Q. Almost all of my tomatoes have big cracks in them. What causes that and is there something I can do to prevent them? I’ve been following your gardening advice for two years now and am very pleased with the improved yields in my garden. Thanks.
A. Cracking is caused by fluctuations in soil moisture, caused by uneven or infrequent watering – particularly after the fruit has reached the mature green stage and is beginning to ripen. At this stage of growth, the skin becomes thicker and more rigid. When the water supply is then restored, the plant will resume bringing nutrients and moisture into the fruit. This will cause the fruit to enlarge, which in turn splits the skin and results in cracking.
Some people believe you shouldn’t water after the fruit begins to ripen, and if you want only those few fruits that are already grown, then you can perhaps ripen a few tomatoes without additional water.
However, indeterminate tomatoes will produce fruit for MANY months, until frost kills the plant, so stopping the water permanently is not a good solution – for cracking or anything else.
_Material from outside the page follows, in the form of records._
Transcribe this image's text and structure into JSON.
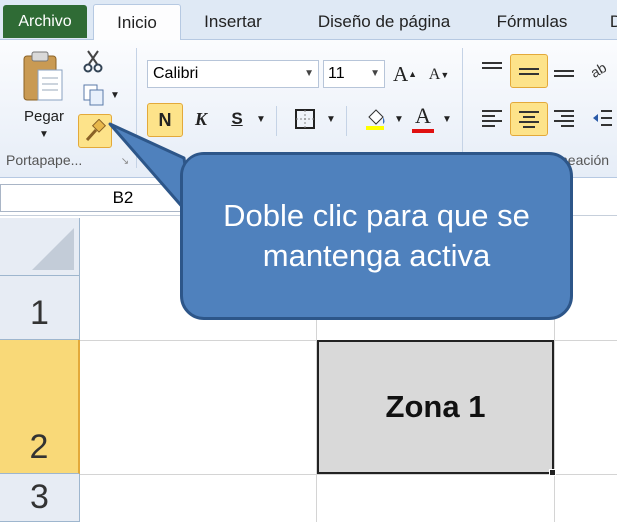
{
  "tabs": {
    "file": "Archivo",
    "home": "Inicio",
    "insert": "Insertar",
    "page_layout": "Diseño de página",
    "formulas": "Fórmulas",
    "more": "D"
  },
  "ribbon": {
    "clipboard": {
      "paste_label": "Pegar",
      "group_label": "Portapape...",
      "icons": [
        "paste-icon",
        "cut-icon",
        "copy-icon",
        "format-painter-icon"
      ]
    },
    "font": {
      "name": "Calibri",
      "size": "11",
      "grow": "A",
      "shrink": "A",
      "bold": "N",
      "italic": "K",
      "underline": "S"
    },
    "alignment": {
      "group_label": "neación"
    }
  },
  "formula_bar": {
    "name_box": "B2"
  },
  "grid": {
    "rows": [
      "1",
      "2",
      "3"
    ],
    "selected_row": "2",
    "cell_b2": "Zona 1"
  },
  "callout": {
    "text": "Doble clic para que se mantenga activa"
  },
  "colors": {
    "callout_fill": "#4f81bd",
    "highlight": "#fde38a",
    "file_tab": "#2f6b35"
  }
}
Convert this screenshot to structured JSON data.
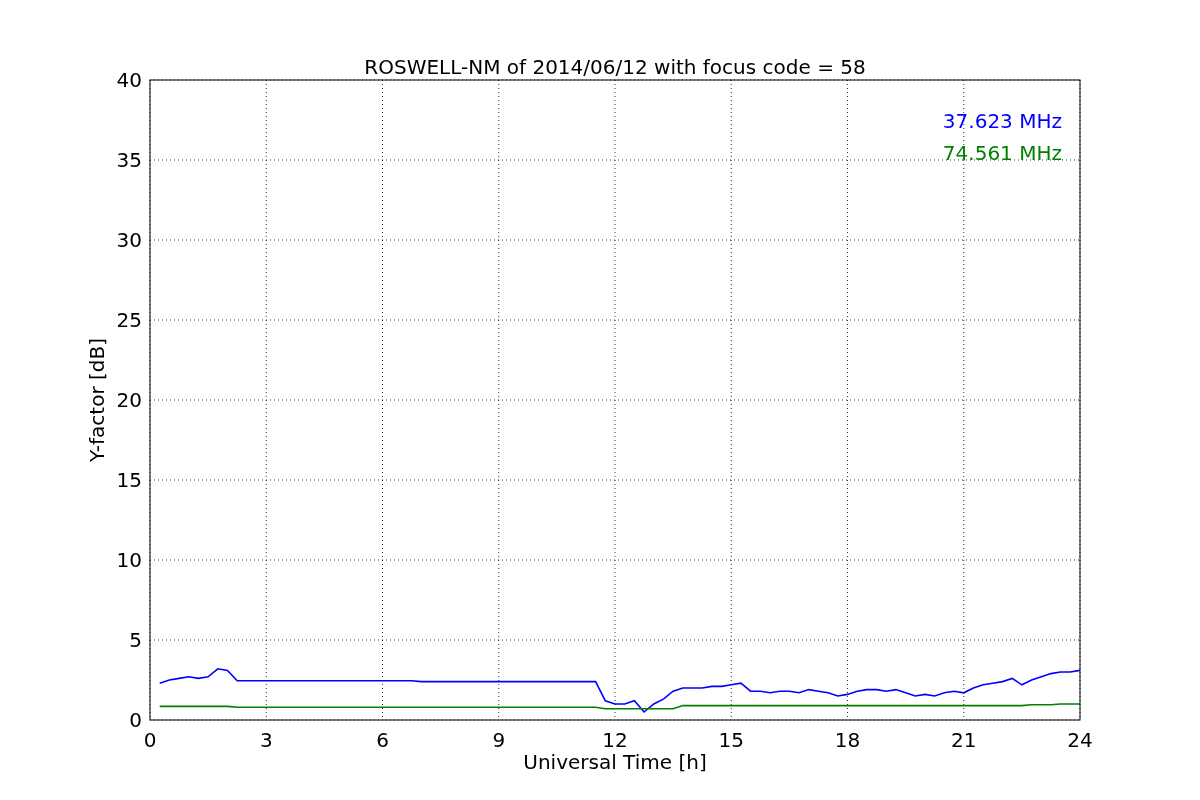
{
  "figure": {
    "chart_data": {
      "type": "line",
      "title": "ROSWELL-NM of 2014/06/12 with focus code = 58",
      "xlabel": "Universal Time [h]",
      "ylabel": "Y-factor [dB]",
      "x": [
        0.25,
        0.5,
        0.75,
        1,
        1.25,
        1.5,
        1.75,
        2,
        2.25,
        2.5,
        2.75,
        3,
        3.25,
        3.5,
        3.75,
        4,
        4.25,
        4.5,
        4.75,
        5,
        5.25,
        5.5,
        5.75,
        6,
        6.25,
        6.5,
        6.75,
        7,
        7.25,
        7.5,
        7.75,
        8,
        8.25,
        8.5,
        8.75,
        9,
        9.25,
        9.5,
        9.75,
        10,
        10.25,
        10.5,
        10.75,
        11,
        11.25,
        11.5,
        11.75,
        12,
        12.25,
        12.5,
        12.75,
        13,
        13.25,
        13.5,
        13.75,
        14,
        14.25,
        14.5,
        14.75,
        15,
        15.25,
        15.5,
        15.75,
        16,
        16.25,
        16.5,
        16.75,
        17,
        17.25,
        17.5,
        17.75,
        18,
        18.25,
        18.5,
        18.75,
        19,
        19.25,
        19.5,
        19.75,
        20,
        20.25,
        20.5,
        20.75,
        21,
        21.25,
        21.5,
        21.75,
        22,
        22.25,
        22.5,
        22.75,
        23,
        23.25,
        23.5,
        23.75,
        24
      ],
      "series": [
        {
          "name": "37.623 MHz",
          "color": "#0000ff",
          "values": [
            2.3,
            2.5,
            2.6,
            2.7,
            2.6,
            2.7,
            3.2,
            3.1,
            2.45,
            2.45,
            2.45,
            2.45,
            2.45,
            2.45,
            2.45,
            2.45,
            2.45,
            2.45,
            2.45,
            2.45,
            2.45,
            2.45,
            2.45,
            2.45,
            2.45,
            2.45,
            2.45,
            2.4,
            2.4,
            2.4,
            2.4,
            2.4,
            2.4,
            2.4,
            2.4,
            2.4,
            2.4,
            2.4,
            2.4,
            2.4,
            2.4,
            2.4,
            2.4,
            2.4,
            2.4,
            2.4,
            1.2,
            1.0,
            1.0,
            1.2,
            0.5,
            1.0,
            1.3,
            1.8,
            2.0,
            2.0,
            2.0,
            2.1,
            2.1,
            2.2,
            2.3,
            1.8,
            1.8,
            1.7,
            1.8,
            1.8,
            1.7,
            1.9,
            1.8,
            1.7,
            1.5,
            1.6,
            1.8,
            1.9,
            1.9,
            1.8,
            1.9,
            1.7,
            1.5,
            1.6,
            1.5,
            1.7,
            1.8,
            1.7,
            2.0,
            2.2,
            2.3,
            2.4,
            2.6,
            2.2,
            2.5,
            2.7,
            2.9,
            3.0,
            3.0,
            3.1
          ]
        },
        {
          "name": "74.561 MHz",
          "color": "#008000",
          "values": [
            0.85,
            0.85,
            0.85,
            0.85,
            0.85,
            0.85,
            0.85,
            0.85,
            0.8,
            0.8,
            0.8,
            0.8,
            0.8,
            0.8,
            0.8,
            0.8,
            0.8,
            0.8,
            0.8,
            0.8,
            0.8,
            0.8,
            0.8,
            0.8,
            0.8,
            0.8,
            0.8,
            0.8,
            0.8,
            0.8,
            0.8,
            0.8,
            0.8,
            0.8,
            0.8,
            0.8,
            0.8,
            0.8,
            0.8,
            0.8,
            0.8,
            0.8,
            0.8,
            0.8,
            0.8,
            0.8,
            0.7,
            0.7,
            0.7,
            0.7,
            0.7,
            0.7,
            0.7,
            0.7,
            0.9,
            0.9,
            0.9,
            0.9,
            0.9,
            0.9,
            0.9,
            0.9,
            0.9,
            0.9,
            0.9,
            0.9,
            0.9,
            0.9,
            0.9,
            0.9,
            0.9,
            0.9,
            0.9,
            0.9,
            0.9,
            0.9,
            0.9,
            0.9,
            0.9,
            0.9,
            0.9,
            0.9,
            0.9,
            0.9,
            0.9,
            0.9,
            0.9,
            0.9,
            0.9,
            0.9,
            0.95,
            0.95,
            0.95,
            1.0,
            1.0,
            1.0
          ]
        }
      ],
      "xlim": [
        0,
        24
      ],
      "ylim": [
        0,
        40
      ],
      "xticks": [
        0,
        3,
        6,
        9,
        12,
        15,
        18,
        21,
        24
      ],
      "yticks": [
        0,
        5,
        10,
        15,
        20,
        25,
        30,
        35,
        40
      ],
      "grid": true
    }
  }
}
The single best control for cracking is a constant water supply to the root zone of the plants. This requires watering daily – and sometimes even more often in very hot weather.